Seeing all 16 coaches on stage speaking on the culture says more than any individual statement.

Randy Sartin-USA TODAY Sports

In the midst of ongoing questions surrounding a federal sexual assault lawsuit and the culture on Tennessee's campus, today all 16 Vol head coaches were together at a unique joint press conference.  You rarely, if ever, publicly see every head coach at any university in the same place at the same time, let alone speaking to a situation like this one.

The press conference lasted right at an hour.  The coaches did much of what you would expect:  support the university and each other, praise the vast majority of their athletes, and share their belief that the culture on campus is good.  I thought they did a fair job communicating this belief while leaving room for the truth that things can always improve; rowing coach Lisa Glenn shared this idea particularly well:

This is similar to what Butch Jones said at an impromptu press gathering before the LSU basketball game on Saturday, where his statements can seem blunt in print but, if you listen to the audio, his tone is much more appropriate.

Some of the reaction to the joint presser is about what didn't happen:  Dave Hart wasn't there (he was out of town, today was the best day that worked for coaches' schedules), details of how allegations are handled weren't discussed, not enough comparison to other schools, etc.  There are certainly some things these coaches wouldn't or couldn't address, whether because of the lawsuit or because of the things the lawsuit speaks to that happen above them on the university's chain of command.

But if one of the concerns is deliberate indifference, having this press conference at all was a good step.

It cannot be, of course, the only or last step.  If the point of this was to say, "We're good, nothing to see here," then it will ultimately make things worse for the next victim, as a question late in the press conference alluded to.  But that wasn't the overall sense I got from watching it.

All of the coaches spent time today sharing how it wasn't a first step either.  I'm for increased transparency in the educational component with all Tennessee athletes, not just for the additional accountability but because it also allows the university to tell more of the good stories that are out there, stories these coaches know more than any of us.  There was always going to be a bit of, "damned if you do..." with this presser:  have it and you catch some heat for what you didn't say.  But don't have it, and you catch heat for allowing an ongoing culture conversation to take place without your voice.

My initial takeaway here is more to note the presence of that voice - that this joint presser happened at all - than any individual statement that was made in it.  The statements were generally what you would expect:

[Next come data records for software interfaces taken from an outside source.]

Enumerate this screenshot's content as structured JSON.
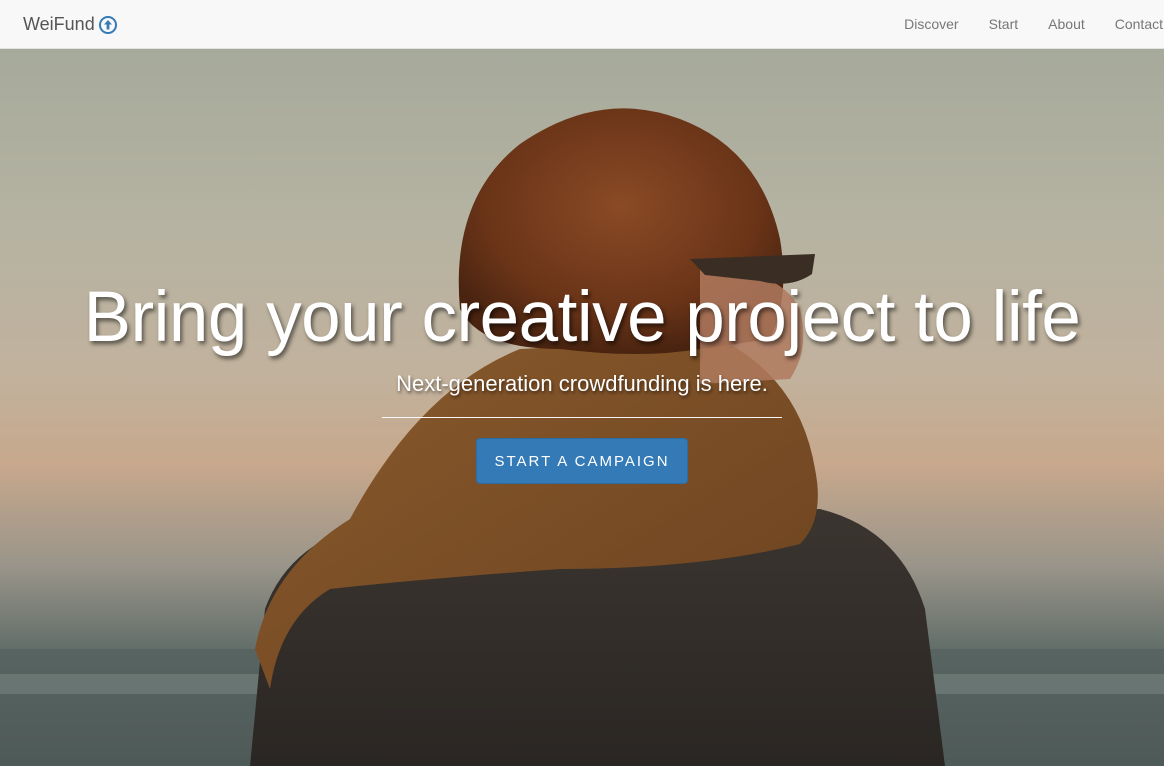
{
  "navbar": {
    "brand": "WeiFund",
    "brand_icon": "arrow-up-circle-icon",
    "links": [
      {
        "label": "Discover"
      },
      {
        "label": "Start"
      },
      {
        "label": "About"
      },
      {
        "label": "Contact"
      }
    ]
  },
  "hero": {
    "title": "Bring your creative project to life",
    "subtitle": "Next-generation crowdfunding is here.",
    "cta_label": "Start a campaign"
  },
  "colors": {
    "navbar_bg": "#f8f8f8",
    "nav_text": "#777777",
    "brand_icon": "#337ab7",
    "cta_bg": "#337ab7",
    "hero_text": "#ffffff"
  }
}
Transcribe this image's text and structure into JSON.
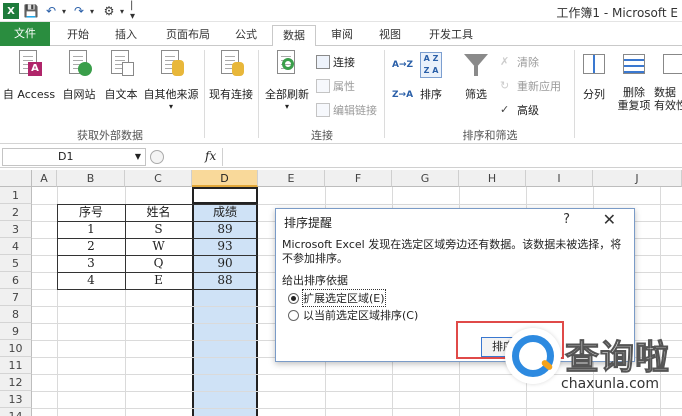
{
  "window": {
    "title": "工作簿1 - Microsoft E"
  },
  "quick_access": {
    "undo_icon": "undo-icon",
    "redo_icon": "redo-icon",
    "save_icon": "save-icon",
    "excel_icon": "excel-logo-icon"
  },
  "tabs": [
    {
      "label": "文件",
      "kind": "file"
    },
    {
      "label": "开始"
    },
    {
      "label": "插入"
    },
    {
      "label": "页面布局"
    },
    {
      "label": "公式"
    },
    {
      "label": "数据",
      "active": true
    },
    {
      "label": "审阅"
    },
    {
      "label": "视图"
    },
    {
      "label": "开发工具"
    }
  ],
  "ribbon": {
    "get_external": {
      "group_label": "获取外部数据",
      "buttons": [
        "自 Access",
        "自网站",
        "自文本",
        "自其他来源",
        "现有连接"
      ]
    },
    "connections": {
      "group_label": "连接",
      "refresh_all": "全部刷新",
      "connections": "连接",
      "properties": "属性",
      "edit_links": "编辑链接"
    },
    "sort_filter": {
      "group_label": "排序和筛选",
      "sort_asc": "A→Z",
      "sort_desc": "Z→A",
      "sort": "排序",
      "filter": "筛选",
      "clear": "清除",
      "reapply": "重新应用",
      "advanced": "高级"
    },
    "data_tools": {
      "split": "分列",
      "remove_dup_line1": "删除",
      "remove_dup_line2": "重复项",
      "validation_line1": "数据",
      "validation_line2": "有效性"
    }
  },
  "formula_bar": {
    "name_box": "D1",
    "fx": "fx",
    "value": ""
  },
  "sheet": {
    "columns": [
      "A",
      "B",
      "C",
      "D",
      "E",
      "F",
      "G",
      "H",
      "I",
      "J"
    ],
    "rows": [
      "1",
      "2",
      "3",
      "4",
      "5",
      "6",
      "7",
      "8",
      "9",
      "10",
      "11",
      "12",
      "13",
      "14"
    ],
    "selected_column": "D",
    "table": {
      "headers": [
        "序号",
        "姓名",
        "成绩"
      ],
      "rows": [
        [
          "1",
          "S",
          "89"
        ],
        [
          "2",
          "W",
          "93"
        ],
        [
          "3",
          "Q",
          "90"
        ],
        [
          "4",
          "E",
          "88"
        ]
      ]
    }
  },
  "dialog": {
    "title": "排序提醒",
    "help": "?",
    "close": "✕",
    "message": "Microsoft Excel 发现在选定区域旁边还有数据。该数据未被选择，将不参加排序。",
    "subheading": "给出排序依据",
    "option_expand": "扩展选定区域(E)",
    "option_current": "以当前选定区域排序(C)",
    "selected_option": "expand",
    "sort_button": "排序"
  },
  "watermark": {
    "text": "查询啦",
    "domain": "chaxunla.com"
  }
}
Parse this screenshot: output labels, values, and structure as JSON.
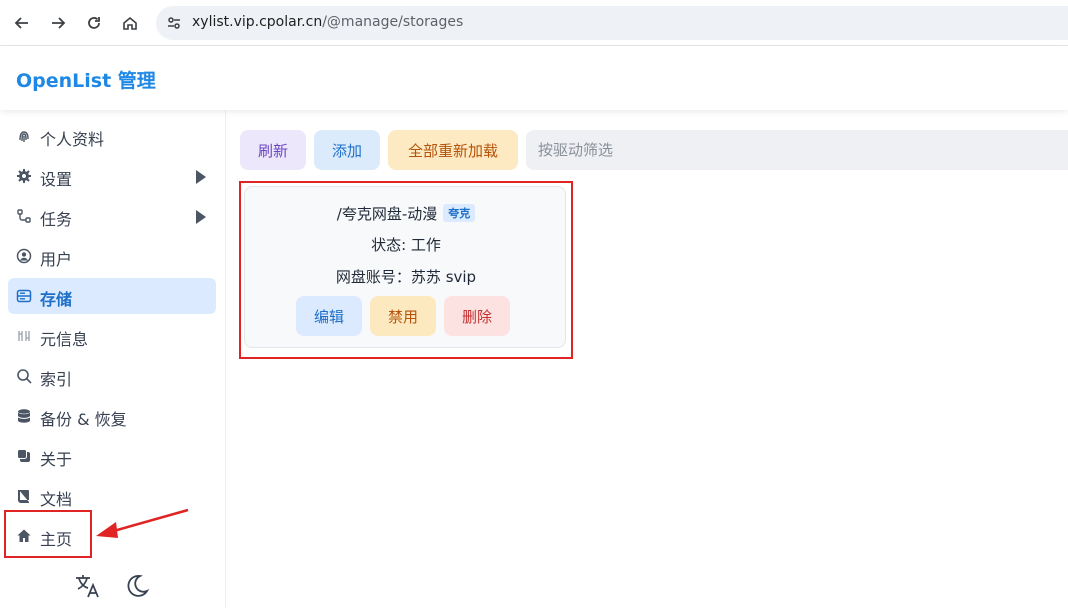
{
  "browser": {
    "url_host": "xylist.vip.cpolar.cn",
    "url_path": "/@manage/storages"
  },
  "app": {
    "title": "OpenList 管理"
  },
  "sidebar": {
    "items": [
      {
        "label": "个人资料",
        "icon": "fingerprint-icon"
      },
      {
        "label": "设置",
        "icon": "gear-icon",
        "expandable": true
      },
      {
        "label": "任务",
        "icon": "workflow-icon",
        "expandable": true
      },
      {
        "label": "用户",
        "icon": "user-circle-icon"
      },
      {
        "label": "存储",
        "icon": "storage-icon",
        "active": true
      },
      {
        "label": "元信息",
        "icon": "meta-icon"
      },
      {
        "label": "索引",
        "icon": "search-icon"
      },
      {
        "label": "备份 & 恢复",
        "icon": "database-icon"
      },
      {
        "label": "关于",
        "icon": "copy-icon"
      },
      {
        "label": "文档",
        "icon": "book-icon"
      },
      {
        "label": "主页",
        "icon": "home-icon"
      }
    ]
  },
  "toolbar": {
    "refresh_label": "刷新",
    "add_label": "添加",
    "reload_all_label": "全部重新加载",
    "filter_placeholder": "按驱动筛选"
  },
  "storage_card": {
    "mount_path": "/夸克网盘-动漫",
    "driver_badge": "夸克",
    "status_line": "状态: 工作",
    "account_line": "网盘账号：苏苏 svip",
    "edit_label": "编辑",
    "disable_label": "禁用",
    "delete_label": "删除"
  },
  "colors": {
    "accent": "#1e88e5",
    "highlight_outline": "#e02424",
    "active_item_bg": "#dbeafe"
  }
}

But the visual of all 16 coaches together speaking to the culture?  That's not deliberate indifference.  Tennessee's presence in the conversation helps validate it, and hopefully continues to drive it forward.

I also kind of appreciated that Dave Hart wasn't there for that visual:  that this wasn't a forced gathering led by their boss, but something a little more organic.

Make no mistake, those issues higher up the chain need to be addressed as well, and Dave Hart's voice is an important one in this conversation.  But I'm totally fine with that voice being separate from what we saw today.

The presser also drifted into some of the issues in the combining of the men's and women's athletic departments.  There were a couple of noteworthy statements in that regard:

There's a good conversation to be had about the ways these two issues bump against each other, both impacting the overall culture.

I still have no idea if Tennessee should settle the lawsuit or if they'll win or lose if they don't.  But in the ongoing effort to make the culture on campus healthier, this joint presser is good if it serves to further the culture conversation and not shut it down.

For more on how you can help prevent sexual assault, check out It's On Us, which has partnered with, among others, the NCAA, SEC, and SB Nation.